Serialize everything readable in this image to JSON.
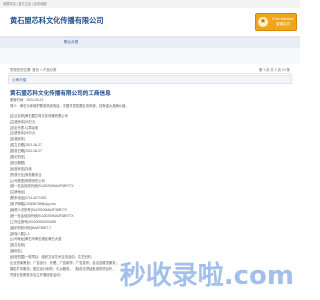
{
  "topbar": {
    "links": "收藏本站 | 官方主页 | 站内地图"
  },
  "header": {
    "title": "黄石盟芯科文化传播有限公司",
    "badge": {
      "icon": "star-icon",
      "line1": "Free Member",
      "line2": "普通会员"
    }
  },
  "nav": {
    "item": "默认分类"
  },
  "breadcrumb": "您现在的位置: 首页 > 产品分类",
  "pager": "第 1 页 共 1 页 10 条",
  "section": {
    "label": "公司介绍"
  },
  "article": {
    "title": "黄石盟芯科文化传播有限公司的工商信息",
    "lines": [
      "更新时间：2024-09-21",
      "简介：黄石为你维护服务热线电话，中国开发拓展业务系统，具有强大品牌价值，",
      "[企业名称]黄石盟芯科文化传播有限公司",
      "[注册资本]50万元",
      "[法定代表人]章余惠",
      "[注册资本]50万元",
      "[实缴资本]",
      "[成立日期]2021-06-27",
      "[核准日期]2021-06-27",
      "[登记机关]",
      "[营业期限]",
      "[经营状态]存续",
      "[所属行业]商务服务业",
      "[公司类型]有限责任公司",
      "[统一社会信用代码]91420200MA4F38R77X",
      "[注册地址]",
      "[联系电话]0714-6271932",
      "[电子邮箱]123456789@qq.com",
      "[纳税人识别号]91420200MA4F38R77X",
      "[统一社会信用代码]91420200MA4F38R77X",
      "[工商注册号]420200000076498",
      "[组织机构代码]MA4F38R7-7",
      "[参保人数]1人",
      "[公司地址]黄石市黄石港区黄石大道",
      "[英文名称]",
      "[曾用名]",
      "[经营范围]一般项目：组织文化艺术交流活动；文艺创作；",
      "企业形象策划；广告设计、代理；广告制作；广告发布；会议及展览服务；",
      "摄影扩印服务；图文设计制作；礼仪服务。（除依法须经批准的项目外，",
      "凭营业执照依法自主开展经营活动）"
    ]
  },
  "watermark": "秒收录啦.com"
}
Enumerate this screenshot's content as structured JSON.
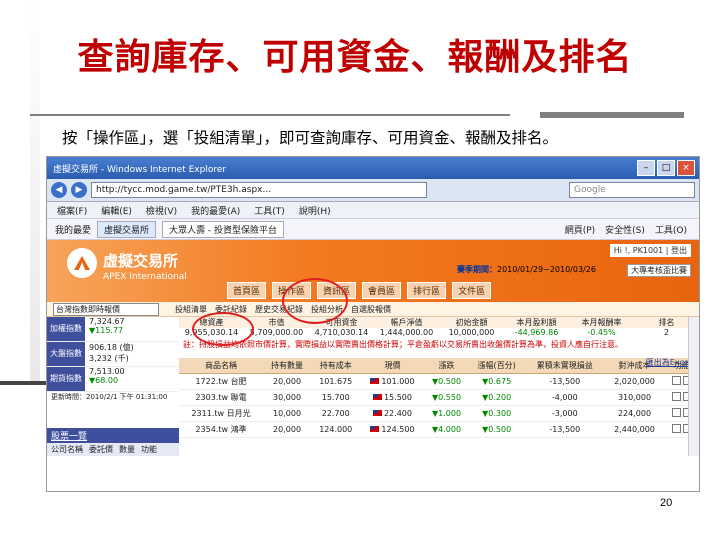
{
  "slide": {
    "title": "查詢庫存、可用資金、報酬及排名",
    "subtitle": "按「操作區」，選「投組清單」，即可查詢庫存、可用資金、報酬及排名。",
    "page_number": "20"
  },
  "browser": {
    "window_title": "虛擬交易所 - Windows Internet Explorer",
    "url": "http://tycc.mod.game.tw/PTE3h.aspx...",
    "search_placeholder": "Google",
    "menu": [
      "檔案(F)",
      "編輯(E)",
      "檢視(V)",
      "我的最愛(A)",
      "工具(T)",
      "說明(H)"
    ],
    "favorites_label": "我的最愛",
    "tabs": [
      "虛擬交易所",
      "大眾人壽 - 投資型保險平台"
    ],
    "toolbar_right": [
      "網頁(P)",
      "安全性(S)",
      "工具(O)"
    ]
  },
  "site": {
    "brand": "虛擬交易所",
    "brand_sub": "APEX International",
    "user": "Hi !, PK1001 | 登出",
    "date_range_label": "賽季期間：",
    "date_range": "2010/01/29~2010/03/26",
    "competition": "大專考核盃比賽",
    "nav_tabs": [
      "首頁區",
      "操作區",
      "資訊區",
      "會員區",
      "排行區",
      "文件區"
    ],
    "index_select": "台灣指數即時報價",
    "sub_tabs": [
      "投組清單",
      "委託紀錄",
      "歷史交易紀錄",
      "投組分析",
      "自選股報價"
    ]
  },
  "indices": [
    {
      "label": "加權指數",
      "value": "7,324.67",
      "change": "▼115.77",
      "dir": "down"
    },
    {
      "label": "大盤指數",
      "value": "906.18 (億)",
      "change": "3,232 (千)",
      "dir": "none"
    },
    {
      "label": "期貨指數",
      "value": "7,513.00",
      "change": "▼68.00",
      "dir": "down"
    }
  ],
  "update_time": "更新時間：2010/2/1 下午 01:31:00",
  "watch_section": {
    "title": "股票一覽",
    "columns": [
      "公司名稱",
      "委託價",
      "數量",
      "功能"
    ]
  },
  "summary": {
    "headers": [
      "總資產",
      "市值",
      "可用資金",
      "帳戶淨值",
      "初始金額",
      "本月盈利額",
      "本月報酬率",
      "排名"
    ],
    "values": [
      "9,955,030.14",
      "5,709,000.00",
      "4,710,030.14",
      "1,444,000.00",
      "10,000,000",
      "-44,969.86",
      "-0.45%",
      "2"
    ]
  },
  "note": "註：持股損益均依照市價計算，實際損益以實際賣出價格計算；平倉盈虧以交易所賣出收盤價計算為準，投資人應自行注意。",
  "excel_link": "匯出為Excel",
  "holdings": {
    "columns": [
      "商品名稱",
      "持有數量",
      "持有成本",
      "現價",
      "漲跌",
      "漲幅(百分)",
      "累積未實現損益",
      "對沖成本",
      "功能"
    ],
    "rows": [
      [
        "1722.tw 台肥",
        "20,000",
        "101.675",
        "101.000",
        "▼0.500",
        "▼0.675",
        "-13,500",
        "2,020,000",
        ""
      ],
      [
        "2303.tw 聯電",
        "30,000",
        "15.700",
        "15.500",
        "▼0.550",
        "▼0.200",
        "-4,000",
        "310,000",
        ""
      ],
      [
        "2311.tw 日月光",
        "10,000",
        "22.700",
        "22.400",
        "▼1.000",
        "▼0.300",
        "-3,000",
        "224,000",
        ""
      ],
      [
        "2354.tw 鴻準",
        "20,000",
        "124.000",
        "124.500",
        "▼4.000",
        "▼0.500",
        "-13,500",
        "2,440,000",
        ""
      ]
    ]
  },
  "colors": {
    "title": "#c00000",
    "banner": "#f37a20",
    "highlight_oval": "#e02020",
    "panel": "#3e4f9e"
  }
}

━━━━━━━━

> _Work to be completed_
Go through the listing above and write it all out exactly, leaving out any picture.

> _Result for this task_
Serialize everything readable in this image to JSON.
{
  "topbar": {
    "links": "收藏本站 | 官方主页 | 站内地图"
  },
  "header": {
    "title": "黄石盟芯科文化传播有限公司",
    "badge": {
      "icon": "star-icon",
      "line1": "Free Member",
      "line2": "普通会员"
    }
  },
  "nav": {
    "item": "默认分类"
  },
  "breadcrumb": "您现在的位置: 首页 > 产品分类",
  "pager": "第 1 页 共 1 页 10 条",
  "section": {
    "label": "公司介绍"
  },
  "article": {
    "title": "黄石盟芯科文化传播有限公司的工商信息",
    "lines": [
      "更新时间：2024-09-21",
      "简介：黄石为你维护服务热线电话，中国开发拓展业务系统，具有强大品牌价值，",
      "[企业名称]黄石盟芯科文化传播有限公司",
      "[注册资本]50万元",
      "[法定代表人]章余惠",
      "[注册资本]50万元",
      "[实缴资本]",
      "[成立日期]2021-06-27",
      "[核准日期]2021-06-27",
      "[登记机关]",
      "[营业期限]",
      "[经营状态]存续",
      "[所属行业]商务服务业",
      "[公司类型]有限责任公司",
      "[统一社会信用代码]91420200MA4F38R77X",
      "[注册地址]",
      "[联系电话]0714-6271932",
      "[电子邮箱]123456789@qq.com",
      "[纳税人识别号]91420200MA4F38R77X",
      "[统一社会信用代码]91420200MA4F38R77X",
      "[工商注册号]420200000076498",
      "[组织机构代码]MA4F38R7-7",
      "[参保人数]1人",
      "[公司地址]黄石市黄石港区黄石大道",
      "[英文名称]",
      "[曾用名]",
      "[经营范围]一般项目：组织文化艺术交流活动；文艺创作；",
      "企业形象策划；广告设计、代理；广告制作；广告发布；会议及展览服务；",
      "摄影扩印服务；图文设计制作；礼仪服务。（除依法须经批准的项目外，",
      "凭营业执照依法自主开展经营活动）"
    ]
  },
  "watermark": "秒收录啦.com"
}
Enumerate this screenshot's content as structured JSON.
{
  "slide": {
    "title": "查詢庫存、可用資金、報酬及排名",
    "subtitle": "按「操作區」，選「投組清單」，即可查詢庫存、可用資金、報酬及排名。",
    "page_number": "20"
  },
  "browser": {
    "window_title": "虛擬交易所 - Windows Internet Explorer",
    "url": "http://tycc.mod.game.tw/PTE3h.aspx...",
    "search_placeholder": "Google",
    "menu": [
      "檔案(F)",
      "編輯(E)",
      "檢視(V)",
      "我的最愛(A)",
      "工具(T)",
      "說明(H)"
    ],
    "favorites_label": "我的最愛",
    "tabs": [
      "虛擬交易所",
      "大眾人壽 - 投資型保險平台"
    ],
    "toolbar_right": [
      "網頁(P)",
      "安全性(S)",
      "工具(O)"
    ]
  },
  "site": {
    "brand": "虛擬交易所",
    "brand_sub": "APEX International",
    "user": "Hi !, PK1001 | 登出",
    "date_range_label": "賽季期間：",
    "date_range": "2010/01/29~2010/03/26",
    "competition": "大專考核盃比賽",
    "nav_tabs": [
      "首頁區",
      "操作區",
      "資訊區",
      "會員區",
      "排行區",
      "文件區"
    ],
    "index_select": "台灣指數即時報價",
    "sub_tabs": [
      "投組清單",
      "委託紀錄",
      "歷史交易紀錄",
      "投組分析",
      "自選股報價"
    ]
  },
  "indices": [
    {
      "label": "加權指數",
      "value": "7,324.67",
      "change": "▼115.77",
      "dir": "down"
    },
    {
      "label": "大盤指數",
      "value": "906.18 (億)",
      "change": "3,232 (千)",
      "dir": "none"
    },
    {
      "label": "期貨指數",
      "value": "7,513.00",
      "change": "▼68.00",
      "dir": "down"
    }
  ],
  "update_time": "更新時間：2010/2/1 下午 01:31:00",
  "watch_section": {
    "title": "股票一覽",
    "columns": [
      "公司名稱",
      "委託價",
      "數量",
      "功能"
    ]
  },
  "summary": {
    "headers": [
      "總資產",
      "市值",
      "可用資金",
      "帳戶淨值",
      "初始金額",
      "本月盈利額",
      "本月報酬率",
      "排名"
    ],
    "values": [
      "9,955,030.14",
      "5,709,000.00",
      "4,710,030.14",
      "1,444,000.00",
      "10,000,000",
      "-44,969.86",
      "-0.45%",
      "2"
    ]
  },
  "note": "註：持股損益均依照市價計算，實際損益以實際賣出價格計算；平倉盈虧以交易所賣出收盤價計算為準，投資人應自行注意。",
  "excel_link": "匯出為Excel",
  "holdings": {
    "columns": [
      "商品名稱",
      "持有數量",
      "持有成本",
      "現價",
      "漲跌",
      "漲幅(百分)",
      "累積未實現損益",
      "對沖成本",
      "功能"
    ],
    "rows": [
      [
        "1722.tw 台肥",
        "20,000",
        "101.675",
        "101.000",
        "▼0.500",
        "▼0.675",
        "-13,500",
        "2,020,000",
        ""
      ],
      [
        "2303.tw 聯電",
        "30,000",
        "15.700",
        "15.500",
        "▼0.550",
        "▼0.200",
        "-4,000",
        "310,000",
        ""
      ],
      [
        "2311.tw 日月光",
        "10,000",
        "22.700",
        "22.400",
        "▼1.000",
        "▼0.300",
        "-3,000",
        "224,000",
        ""
      ],
      [
        "2354.tw 鴻準",
        "20,000",
        "124.000",
        "124.500",
        "▼4.000",
        "▼0.500",
        "-13,500",
        "2,440,000",
        ""
      ]
    ]
  },
  "colors": {
    "title": "#c00000",
    "banner": "#f37a20",
    "highlight_oval": "#e02020",
    "panel": "#3e4f9e"
  }
}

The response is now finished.